When Haworth, a global leader in the design and manufacture of adaptable workspaces, made the final carpet specifications for the renovation of its 300,000 square-foot headquarters in Holland, Michigan, the design team asked the carpet manufacturer to switch the standard fiber specification for the carpet style to Antron® carpet fiber. Because the new headquarters serves as a showroom for Haworth’s clients, its facilities and design team wanted Antron® carpet fiber to ensure the carpet would stay newer-looking longer.

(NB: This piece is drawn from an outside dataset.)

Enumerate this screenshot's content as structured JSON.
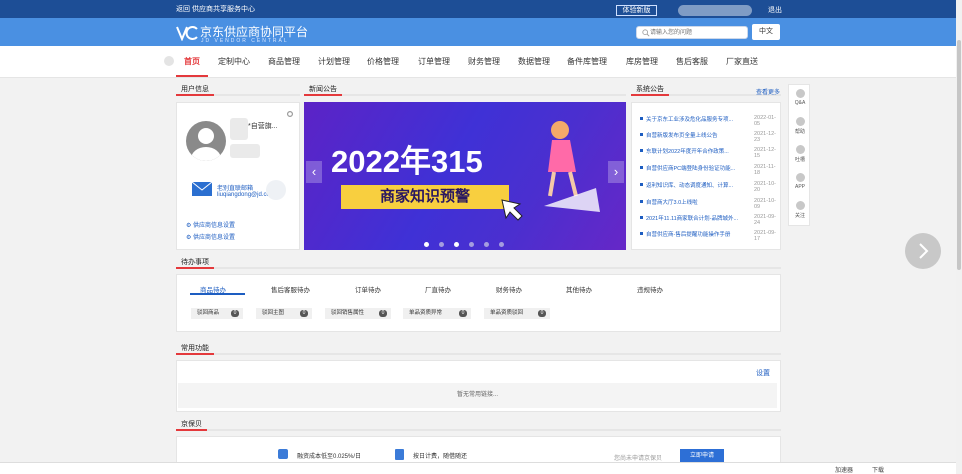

With the renovation now complete, clients who visit Haworth’s headquarters walk away with more than an impressive presentation on Haworth’s innovative products for the commercial interiors industry. They also see firsthand how a renovation and redesign can reflect a corporate image, achieve aggressive sustainability goals and improve a facility’s performance.
The Perkins + Will / Eva Maddox Branded EnvironmentsTM team began the project by initiating a “Discovery Phase” to learn more about Haworth’s design objectives. “Participating in the ‘discovery phase’ enabled us to achieve Dick Haworth’s vision to not just build another building, but to build a usable space defining who we are and where we are going, all while focusing on sustainable building practices,” said Ken Brandsen, Haworth’s manager of facilities design & management.
Going for LEED
The goal to achieve LEED-NC Gold certification went in tandem with the drive to demonstrate how interior renovations utilizing adaptable elements can suit the corporate needs of today, and enable businesses to evolve the space to meet future needs and work styles.
“Leading-edge sustainability initiatives were incorporated into just about every design decision, from deconstruction to interior finish selections,” said Brandsen. “Our success will be realized by an impressive facility performance statistic. Even though the total footprint of the facility increased by 20 percent, we are expecting a 10 percent reduction in energy use.”
Haworth didn’t just focus on collecting LEED points for their new construction – they also focused on responsible disposal and recycling of old building materials during the deconstruction. The LEED® certification system awards up to 2 points for recycling or salvaging up to 75 percent of the construction waste generated. Haworth surpassed this goal by diverting 97 percent of the old materials from landfills. Because carpet comprises nearly four percent of all landfill waste in North America, Haworth decided to divert all of its old carpet. It donated more than 58,240 pounds of usable carpet tiles to a local school, a local church and a local arts council and sent the rest to a carpet tile recycling company for either reuse or recycling.
The New Design
The new Haworth corporate headquarters incorporates many of the business and sustainability principles the company encourages its clients to adopt. By incorporating Haworth’s organic workspace solutions throughout, the fully renovated facility will function as a living laboratory for innovation and workplace research.
For Haworth, sustainability also begins with products and materials that last. “When it came to selecting carpet for the new facility, we wanted it all – functionality, aesthetics, performance, sustainability and maintenance – these were all key considerations,” said Jackie Neerken, interior design manager for Haworth. “We expect the traffic in our facility to increase, so we knew we needed a carpet that would perform well.”
One of the modular carpet styles selected for the majority of the 250,000 square feet of raised flooring was light in color and manufactured with type 6,6 nylon fiber. “As a designer who specialized in education and healthcare projects for most of my career, I knew how important it was to specify carpet with type 6,6 nylon fiber to ensure long-term performance and durability. To meet these goals, I recommended changing the fiber specification to Antron® carpet fiber,” said Neerken.
The end result is a collaborative environment that inspires creativity and productivity.
To learn more, view video testimonials and contact a mill representative visit www.antron.net.